— What the task requires —
State how many lines in the entries below hold the string "nInfo", and give nothing besides that number.

— Records supplied —
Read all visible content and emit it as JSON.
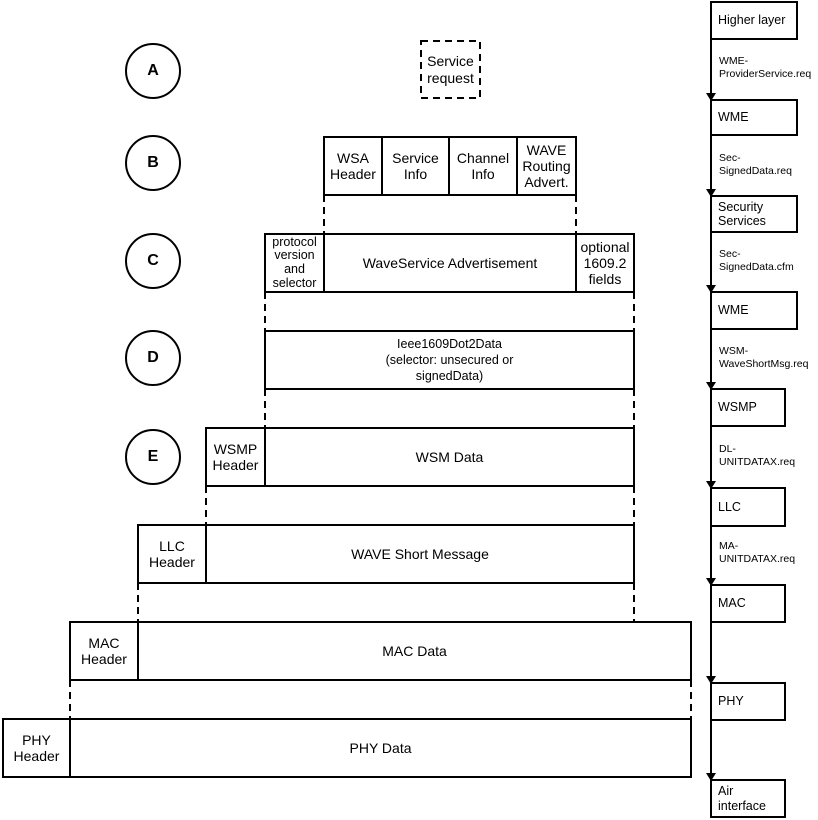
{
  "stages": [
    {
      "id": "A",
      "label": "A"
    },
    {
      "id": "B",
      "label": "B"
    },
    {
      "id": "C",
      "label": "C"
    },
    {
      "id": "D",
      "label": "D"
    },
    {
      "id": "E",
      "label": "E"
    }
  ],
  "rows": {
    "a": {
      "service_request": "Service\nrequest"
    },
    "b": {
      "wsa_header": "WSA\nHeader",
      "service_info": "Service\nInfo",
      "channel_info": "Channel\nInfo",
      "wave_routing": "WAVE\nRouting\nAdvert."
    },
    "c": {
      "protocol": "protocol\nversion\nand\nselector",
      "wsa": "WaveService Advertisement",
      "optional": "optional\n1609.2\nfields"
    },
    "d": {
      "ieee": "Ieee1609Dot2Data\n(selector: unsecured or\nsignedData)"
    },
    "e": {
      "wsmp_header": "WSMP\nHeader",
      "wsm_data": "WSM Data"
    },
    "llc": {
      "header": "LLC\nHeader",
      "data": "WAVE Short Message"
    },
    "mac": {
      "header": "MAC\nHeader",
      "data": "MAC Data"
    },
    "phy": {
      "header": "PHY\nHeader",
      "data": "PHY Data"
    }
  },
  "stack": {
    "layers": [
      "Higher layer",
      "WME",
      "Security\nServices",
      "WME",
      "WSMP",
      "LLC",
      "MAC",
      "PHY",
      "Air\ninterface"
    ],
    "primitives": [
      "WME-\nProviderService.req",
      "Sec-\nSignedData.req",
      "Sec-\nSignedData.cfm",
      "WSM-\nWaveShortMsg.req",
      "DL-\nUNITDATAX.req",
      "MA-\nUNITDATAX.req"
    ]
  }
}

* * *

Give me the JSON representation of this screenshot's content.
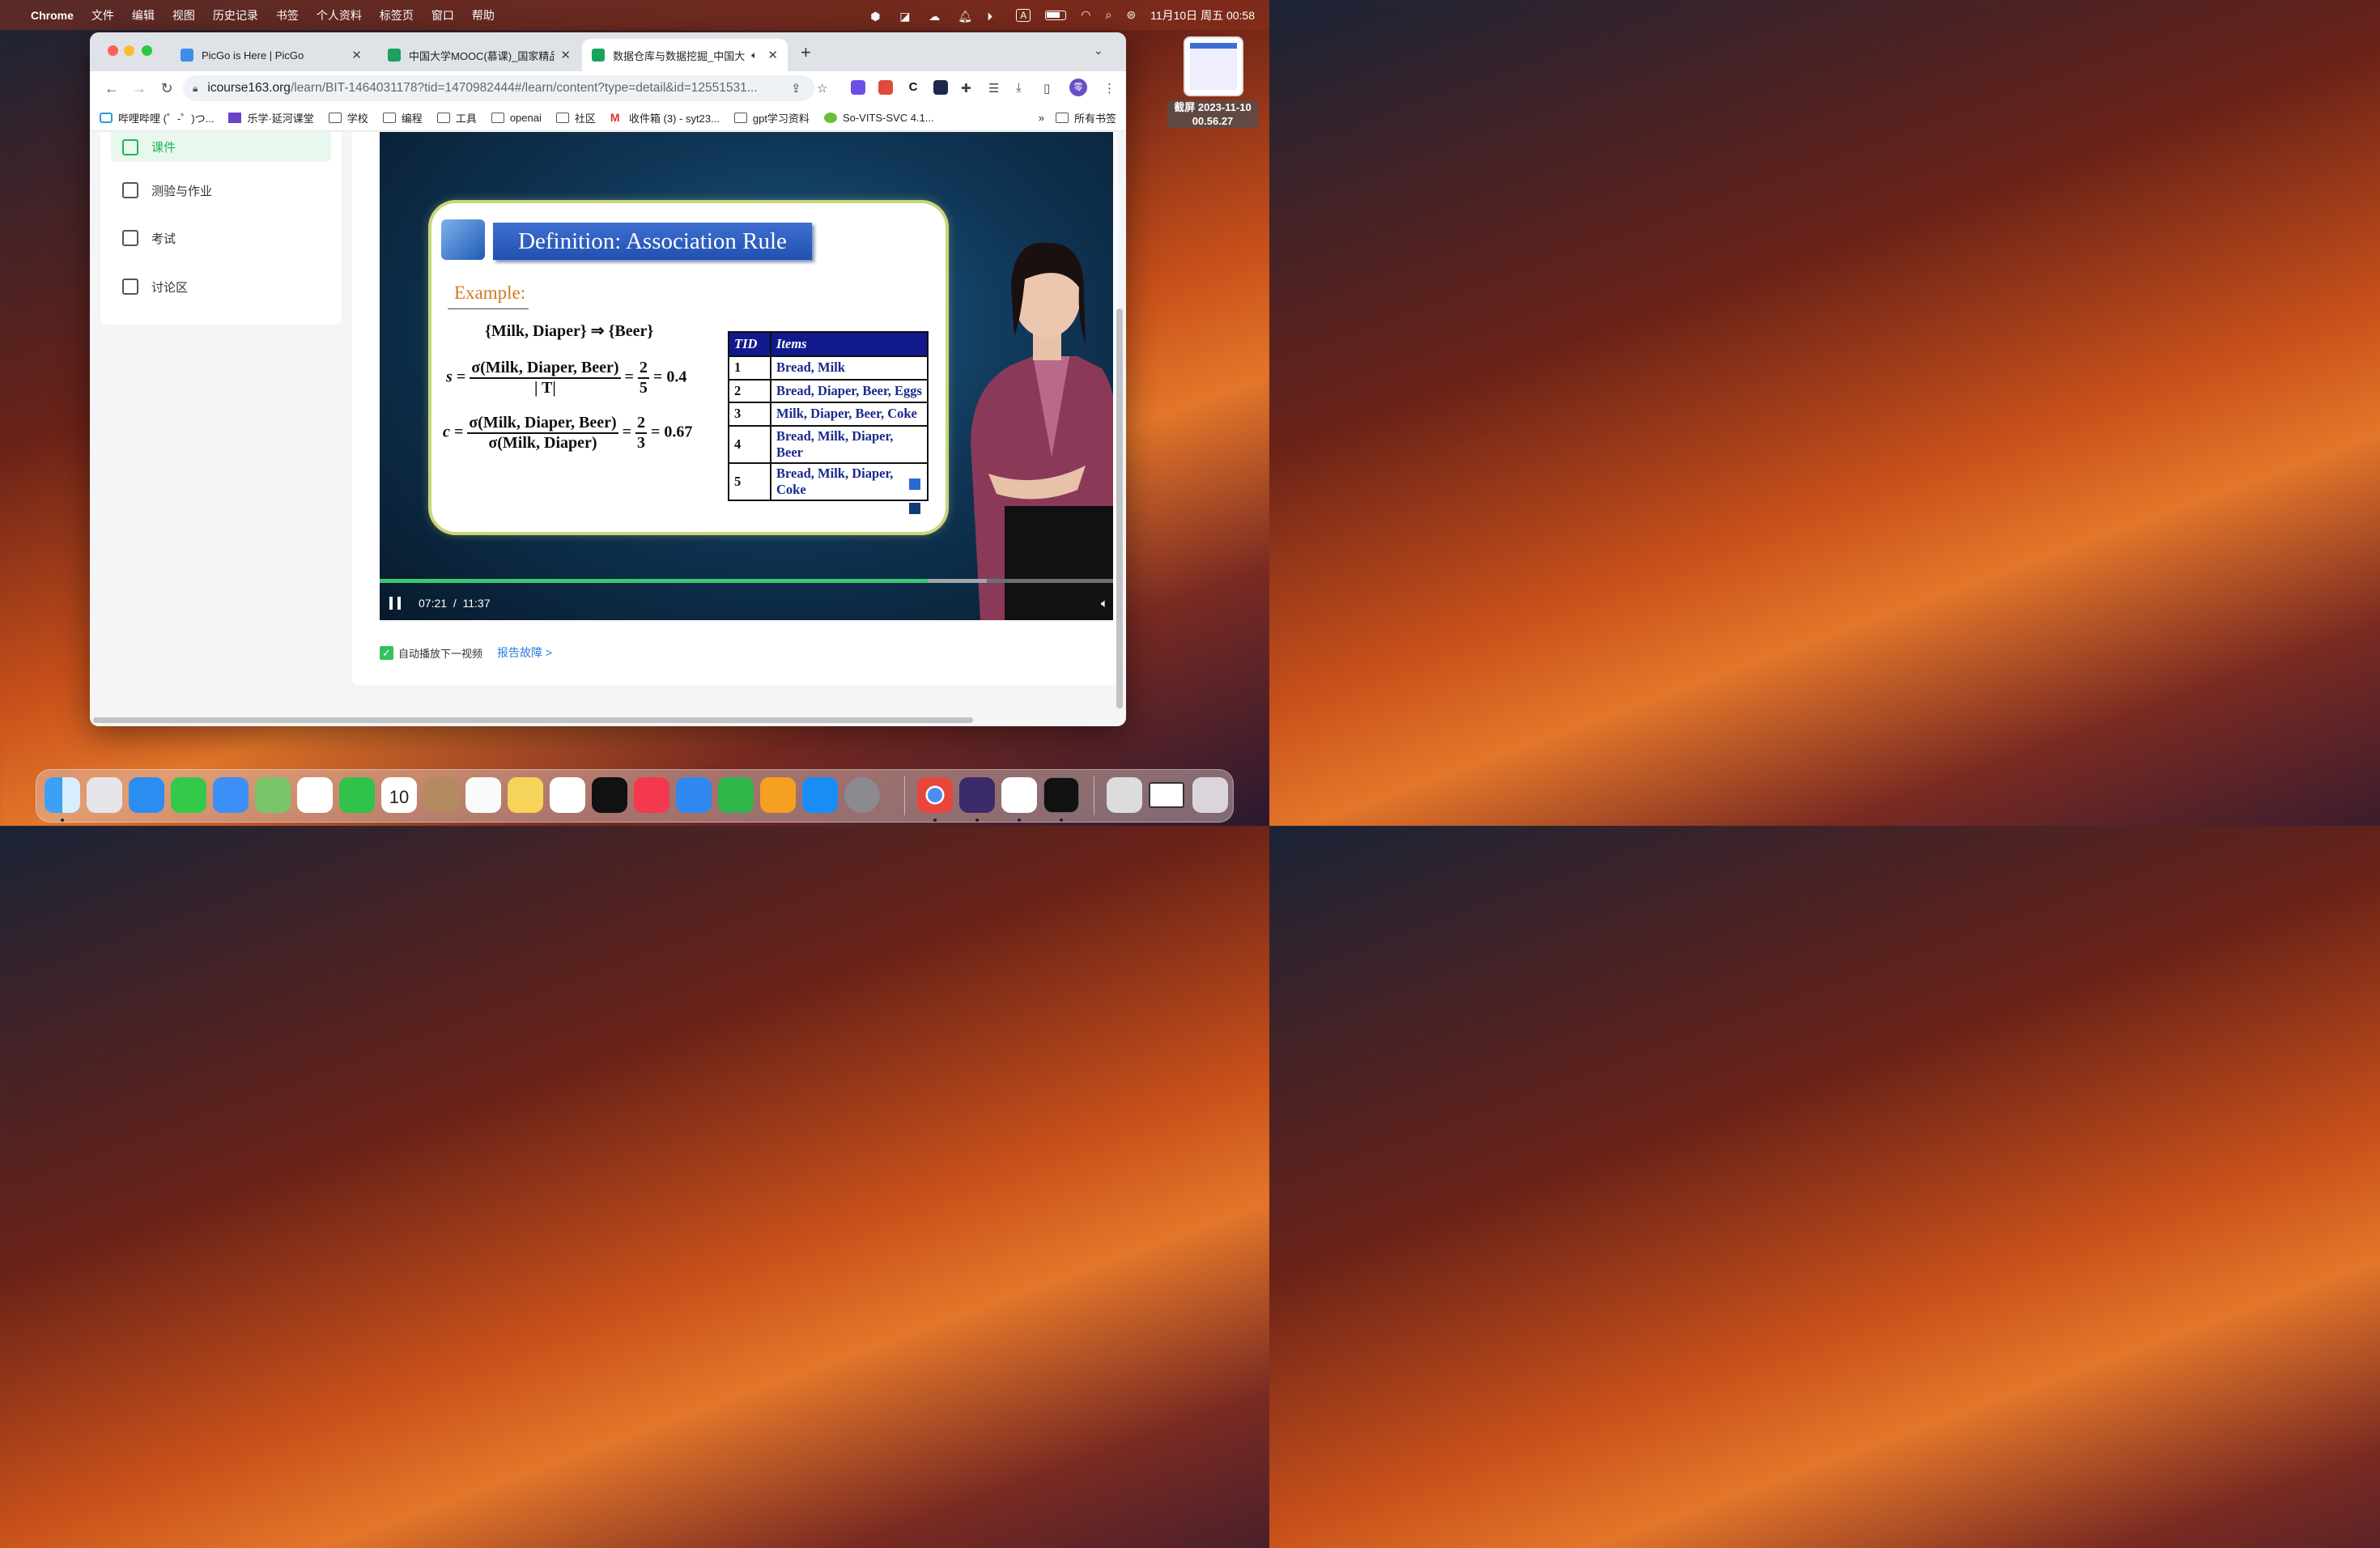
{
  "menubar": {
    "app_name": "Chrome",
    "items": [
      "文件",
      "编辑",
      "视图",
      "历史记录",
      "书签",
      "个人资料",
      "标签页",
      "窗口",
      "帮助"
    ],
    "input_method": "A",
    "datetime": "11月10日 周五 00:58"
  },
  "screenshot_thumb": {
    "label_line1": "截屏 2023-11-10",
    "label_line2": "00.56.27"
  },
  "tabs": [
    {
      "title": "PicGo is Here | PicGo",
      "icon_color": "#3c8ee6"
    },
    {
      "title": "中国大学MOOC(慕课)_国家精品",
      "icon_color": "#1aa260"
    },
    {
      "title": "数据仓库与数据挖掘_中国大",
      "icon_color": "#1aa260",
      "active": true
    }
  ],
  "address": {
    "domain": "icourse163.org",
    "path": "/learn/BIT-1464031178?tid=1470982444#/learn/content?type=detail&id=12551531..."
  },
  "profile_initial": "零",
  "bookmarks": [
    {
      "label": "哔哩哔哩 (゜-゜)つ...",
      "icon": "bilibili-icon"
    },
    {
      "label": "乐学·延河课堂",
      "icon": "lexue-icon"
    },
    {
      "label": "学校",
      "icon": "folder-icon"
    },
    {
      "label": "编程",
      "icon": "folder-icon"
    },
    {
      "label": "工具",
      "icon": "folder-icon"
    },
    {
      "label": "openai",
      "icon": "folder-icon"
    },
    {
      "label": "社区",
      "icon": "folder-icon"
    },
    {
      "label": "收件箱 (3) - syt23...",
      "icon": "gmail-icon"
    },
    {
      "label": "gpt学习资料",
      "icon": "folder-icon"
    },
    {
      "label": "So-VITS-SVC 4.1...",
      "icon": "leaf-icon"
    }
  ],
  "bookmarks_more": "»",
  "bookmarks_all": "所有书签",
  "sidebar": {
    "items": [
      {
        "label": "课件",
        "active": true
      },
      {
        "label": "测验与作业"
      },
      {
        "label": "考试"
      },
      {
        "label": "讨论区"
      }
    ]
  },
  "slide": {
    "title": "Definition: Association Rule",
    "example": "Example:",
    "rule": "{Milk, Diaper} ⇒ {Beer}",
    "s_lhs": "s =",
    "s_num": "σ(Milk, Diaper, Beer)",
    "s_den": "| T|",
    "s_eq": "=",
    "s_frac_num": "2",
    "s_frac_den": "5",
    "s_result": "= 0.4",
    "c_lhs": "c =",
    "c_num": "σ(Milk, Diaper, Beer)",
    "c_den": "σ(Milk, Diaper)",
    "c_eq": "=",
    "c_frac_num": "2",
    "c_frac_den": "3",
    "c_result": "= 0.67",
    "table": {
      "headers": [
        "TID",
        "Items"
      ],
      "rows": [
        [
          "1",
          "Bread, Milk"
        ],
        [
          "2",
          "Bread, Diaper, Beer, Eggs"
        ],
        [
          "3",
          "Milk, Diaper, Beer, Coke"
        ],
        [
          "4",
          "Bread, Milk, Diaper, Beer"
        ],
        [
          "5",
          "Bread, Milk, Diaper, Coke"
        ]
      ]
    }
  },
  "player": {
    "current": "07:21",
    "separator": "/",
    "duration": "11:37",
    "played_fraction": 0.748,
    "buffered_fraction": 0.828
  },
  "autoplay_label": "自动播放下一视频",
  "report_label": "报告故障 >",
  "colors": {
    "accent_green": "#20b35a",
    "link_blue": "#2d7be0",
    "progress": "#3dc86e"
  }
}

— Expected output —
2